Most of the people I ever encounter are hidden behind their windscreens – sitting behind steering wheels, dashing from lane to lane and engaging in that frustrating automotive ubiquity of second-guessing each other in case any of us loses focus for a moment and does something that proves to be catastrophically stupid. This is how I have come to know my world – as so many signals, gestures, indifferent stares and a blindly repetitive acquiescence to those shared rules and normative manoeuvres upon which our lives all quite viscerally depend.
The experience of travel and varying degrees of comfort, safety or interpersonal privacy is the inverse property and consequence of these artificial mega-environments we now inhabit. We are almost always going somewhere else and even when we arrive there is still a strong feeling of motion, planning, dislocation and alienation. Humanity has become a blur of mechanical movement and neon light.
In this vast and decrepit clockwork factory of transient dissatisfaction, there is a very real sense that our distributed metropolitan homes grow and warp or twist the convoluted radial respiratory road networks that enervate them, folding them all back upon and through themselves in ways that illustrate none of us are important here – it is only by virtue of our transience that we possess any significance at all.
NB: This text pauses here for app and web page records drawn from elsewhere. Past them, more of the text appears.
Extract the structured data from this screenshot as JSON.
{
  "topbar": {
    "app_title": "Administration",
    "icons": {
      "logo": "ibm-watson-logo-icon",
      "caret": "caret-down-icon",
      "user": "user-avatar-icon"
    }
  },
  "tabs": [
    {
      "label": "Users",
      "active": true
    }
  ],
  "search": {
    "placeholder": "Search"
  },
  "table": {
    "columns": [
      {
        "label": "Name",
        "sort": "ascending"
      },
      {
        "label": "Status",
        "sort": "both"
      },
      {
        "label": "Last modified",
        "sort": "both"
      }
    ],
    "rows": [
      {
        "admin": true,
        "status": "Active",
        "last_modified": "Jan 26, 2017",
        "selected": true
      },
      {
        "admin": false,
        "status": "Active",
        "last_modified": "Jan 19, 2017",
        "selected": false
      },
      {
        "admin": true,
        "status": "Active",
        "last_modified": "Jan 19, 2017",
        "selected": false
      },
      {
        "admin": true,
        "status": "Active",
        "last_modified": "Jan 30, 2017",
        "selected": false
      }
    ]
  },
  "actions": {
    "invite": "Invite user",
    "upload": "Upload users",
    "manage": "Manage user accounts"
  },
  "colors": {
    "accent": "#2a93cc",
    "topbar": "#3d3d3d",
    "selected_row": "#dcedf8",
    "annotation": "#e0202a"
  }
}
We all experience more frequent and intense moments of what is effectively a moving homelessness; an irremediable and yet largely unacknowledged fear that if we ever stop moving for long enough to think about it we might discover that none of us belongs anywhere.
So, we just keep on moving and seek meaning and purpose in journeys that can never provide it. It’s quite a lonely life we all share in this way.